Akrasia and Courage in the Protagoras

Review of Metaphysics 71 (2) (2017)
  Copy   BIBTEX


Akratic agents know what is best, can do it, do not do it, and rationalize. According to Socrates, seemingly akratic agents are confused, ignorant of what is best. According to the Many, they are overcome, unable to do what is best. Unlike Socrates and the Many, Plato rejects hedonism and psychological egoism, but not the existence of akratic acts in the Socratic reductio. Counterexamples to both Socrates’ mismeasure account and the Many’s overpowering account pervade Greek literature and even the Protagoras itself. In the courage-is-wisdom arguments, Plato again argues against hedonism and psychological egoism, and advances an Aristotelian definition of courage.



    Upload a copy of this work     Papers currently archived: 93,069

External links

Setup an account with your affiliations in order to access resources via your University's proxy server

Through your library

Similar books and articles

Akrasia and conflict in the Nicomachean Ethics.Mehmet Metin Erginel - 2016 - British Journal for the History of Philosophy 24 (4):573-593.
Socratic akratic action.Alfred R. Mele - 1996 - Philosophical Papers 25 (3):149-159.
The Socratic Paradoxes.Thomas C. Brickhouse & Nicholas D. Smith - 2006 - In Hugh H. Benson (ed.), A Companion to Plato. Malden, MA, USA: Blackwell. pp. 261–277.
Remembering socrates: Philosophical essays (review).Anthony K. Jensen - 2008 - Journal of the History of Philosophy 46 (4):pp. 631-632.
If you Know What is Best, you Do it: Socratic Intellectualism in Xenophon and Plato.Gerhard Seel - 2006 - In Lindsay Judson & Vassilis Karasmanis (eds.), Remembering Socrates: philosophical essays. New York: Oxford University Press. pp. 20-49.


Added to PP

18 (#859,297)

6 months
5 (#711,233)

Historical graph of downloads
How can I increase my downloads?

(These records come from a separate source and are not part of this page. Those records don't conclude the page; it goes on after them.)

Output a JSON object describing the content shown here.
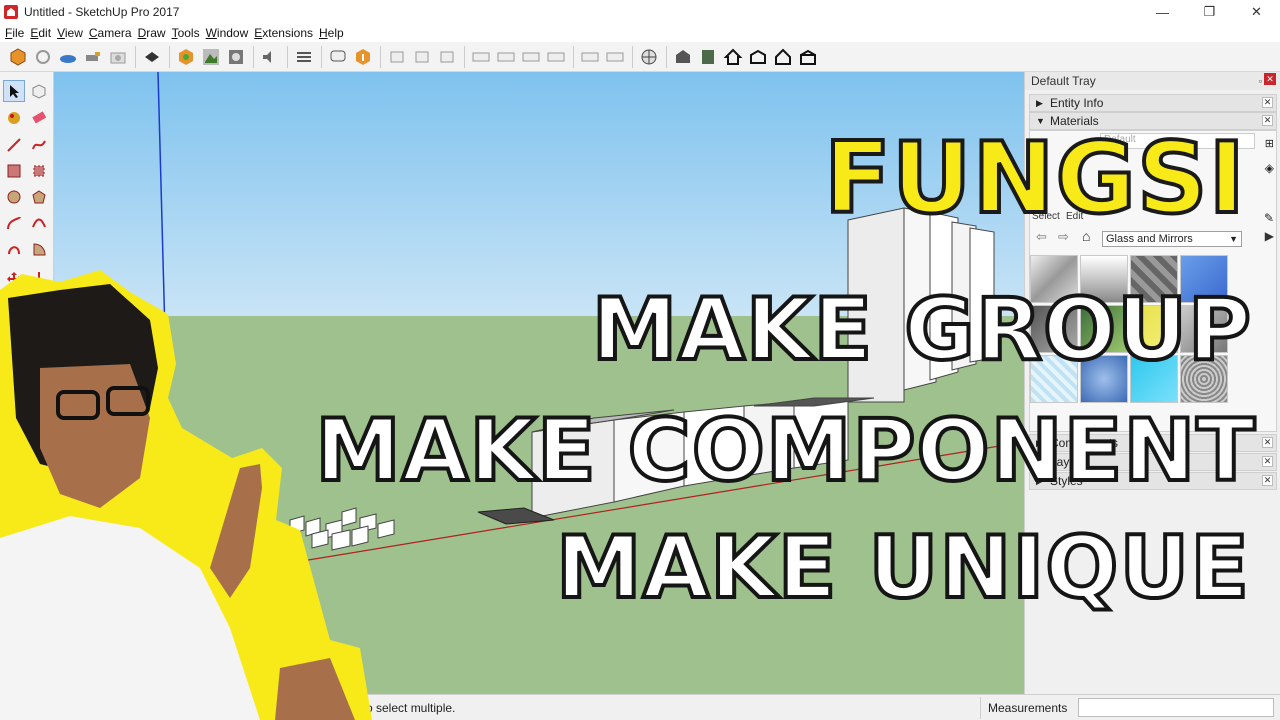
{
  "window": {
    "title": "Untitled - SketchUp Pro 2017",
    "minimize_glyph": "—",
    "maximize_glyph": "❐",
    "close_glyph": "✕"
  },
  "menu": {
    "items": [
      {
        "u": "F",
        "rest": "ile"
      },
      {
        "u": "E",
        "rest": "dit"
      },
      {
        "u": "V",
        "rest": "iew"
      },
      {
        "u": "C",
        "rest": "amera"
      },
      {
        "u": "D",
        "rest": "raw"
      },
      {
        "u": "T",
        "rest": "ools"
      },
      {
        "u": "W",
        "rest": "indow"
      },
      {
        "u": "E",
        "rest": "xtensions"
      },
      {
        "u": "H",
        "rest": "elp"
      }
    ]
  },
  "toolbar": {
    "icons": [
      "get-models-icon",
      "reload-icon",
      "share-icon",
      "sandbox-icon",
      "camera-icon",
      "geo-icon",
      "extension-warehouse-icon",
      "trimble-connect-icon",
      "photo-match-icon",
      "sound-icon",
      "layers-icon",
      "speech-icon",
      "info-icon",
      "view-iso-icon",
      "view-top-icon",
      "view-front-icon",
      "section-icon",
      "section2-icon",
      "section3-icon",
      "section4-icon",
      "style1-icon",
      "style2-icon",
      "globe-icon",
      "warehouse-box-icon",
      "book-icon",
      "home-icon",
      "house2-icon",
      "house3-icon",
      "house4-icon"
    ]
  },
  "tray": {
    "title": "Default Tray",
    "pin_glyph": "▫",
    "close_glyph": "✕",
    "panels": {
      "entity_info": "Entity Info",
      "materials": "Materials",
      "components": "Components",
      "layers": "Layers",
      "styles": "Styles"
    },
    "material_name_placeholder": "Default",
    "select_tab": "Select",
    "edit_tab": "Edit",
    "library": "Glass and Mirrors",
    "collapsed_glyph": "▶",
    "expanded_glyph": "▼"
  },
  "overlay": {
    "line1": "FUNGSI",
    "line2": "MAKE GROUP",
    "line3": "MAKE COMPONENT",
    "line4": "MAKE UNIQUE"
  },
  "status": {
    "hint": "o select multiple.",
    "measurements_label": "Measurements",
    "measurements_value": ""
  },
  "colors": {
    "sky_top": "#7ec2ee",
    "sky_bottom": "#c9e4f6",
    "ground": "#9fc18d",
    "yellow": "#f7ea18",
    "tray_bg": "#f0f0f0"
  }
}
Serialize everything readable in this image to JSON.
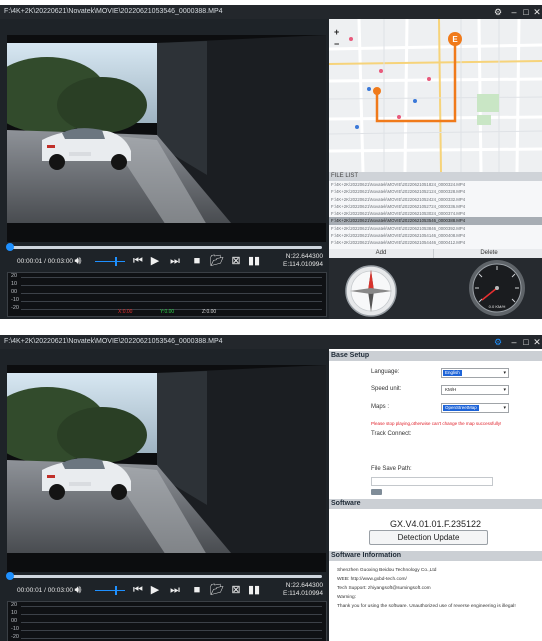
{
  "top": {
    "title": "F:\\4K+2K\\20220621\\Novatek\\MOVIE\\20220621053546_0000388.MP4",
    "current_time": "00:00:01",
    "total_time": "00:03:00",
    "time_separator": "/",
    "position_fraction": 0.01,
    "lat": "N:22.644300",
    "lon": "E:114.010994",
    "graph_y_labels": [
      "20",
      "10",
      "00",
      "-10",
      "-20"
    ],
    "legend": [
      {
        "label": "X:0.00",
        "color": "#e83030"
      },
      {
        "label": "Y:0.00",
        "color": "#2fd04a"
      },
      {
        "label": "Z:0.00",
        "color": "#d8d8d8"
      }
    ],
    "zoom_in": "+",
    "zoom_out": "−",
    "map_end_marker": "E",
    "file_list_header": "FILE LIST",
    "files": [
      "F:\\4K+2K\\20220621\\Novatek\\MOVIE\\20220621051824_0000324.MP4",
      "F:\\4K+2K\\20220621\\Novatek\\MOVIE\\20220621052124_0000328.MP4",
      "F:\\4K+2K\\20220621\\Novatek\\MOVIE\\20220621052424_0000332.MP4",
      "F:\\4K+2K\\20220621\\Novatek\\MOVIE\\20220621052724_0000336.MP4",
      "F:\\4K+2K\\20220621\\Novatek\\MOVIE\\20220621053024_0000374.MP4",
      "F:\\4K+2K\\20220621\\Novatek\\MOVIE\\20220621053546_0000388.MP4",
      "F:\\4K+2K\\20220621\\Novatek\\MOVIE\\20220621053846_0000392.MP4",
      "F:\\4K+2K\\20220621\\Novatek\\MOVIE\\20220621054146_0000408.MP4",
      "F:\\4K+2K\\20220621\\Novatek\\MOVIE\\20220621054446_0000412.MP4"
    ],
    "selected_file_index": 5,
    "add_label": "Add",
    "delete_label": "Delete",
    "speed_readout": "0.0 KM/H"
  },
  "bottom": {
    "title": "F:\\4K+2K\\20220621\\Novatek\\MOVIE\\20220621053546_0000388.MP4",
    "current_time": "00:00:01",
    "total_time": "00:03:00",
    "time_separator": "/",
    "position_fraction": 0.01,
    "lat": "N:22.644300",
    "lon": "E:114.010994",
    "graph_y_labels": [
      "20",
      "10",
      "00",
      "-10",
      "-20"
    ],
    "base_setup_header": "Base Setup",
    "language_label": "Language:",
    "language_value": "English",
    "speed_unit_label": "Speed unit:",
    "speed_unit_value": "KM/H",
    "maps_label": "Maps :",
    "maps_value": "OpenStreetMap",
    "maps_warning": "Please stop playing,otherwise can't change the map successfully!",
    "track_connect_label": "Track Connect:",
    "file_save_path_label": "File Save Path:",
    "software_header": "Software",
    "version": "GX.V4.01.01.F.235122",
    "detection_update_label": "Detection Update",
    "software_info_header": "Software Information",
    "company": "Shenzhen Guoxing Beidou Technology Co.,Ltd",
    "web": "WEB: http://www.gxbd-tech.com/",
    "tech_support": "Tech Support: zhiyangsoft@sumingsoft.com",
    "warning_label": "Warning:",
    "thanks": "Thank you for using the software. Unauthorized use of reverse engineering is illegal!"
  },
  "colors": {
    "accent": "#1e90ff",
    "route": "#f07a1a",
    "titlebar": "#23272c",
    "background": "#1e2328"
  },
  "icons": [
    "gear-icon",
    "minimize-icon",
    "maximize-icon",
    "close-icon",
    "volume-icon",
    "skip-back-icon",
    "play-icon",
    "skip-forward-icon",
    "stop-icon",
    "folder-icon",
    "snapshot-icon",
    "fullscreen-icon"
  ]
}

Author's Profile

Howard Curzer
Texas Tech University

Citations of this work

No citations found.

Add more citations

References found in this work

No references found.

Add more references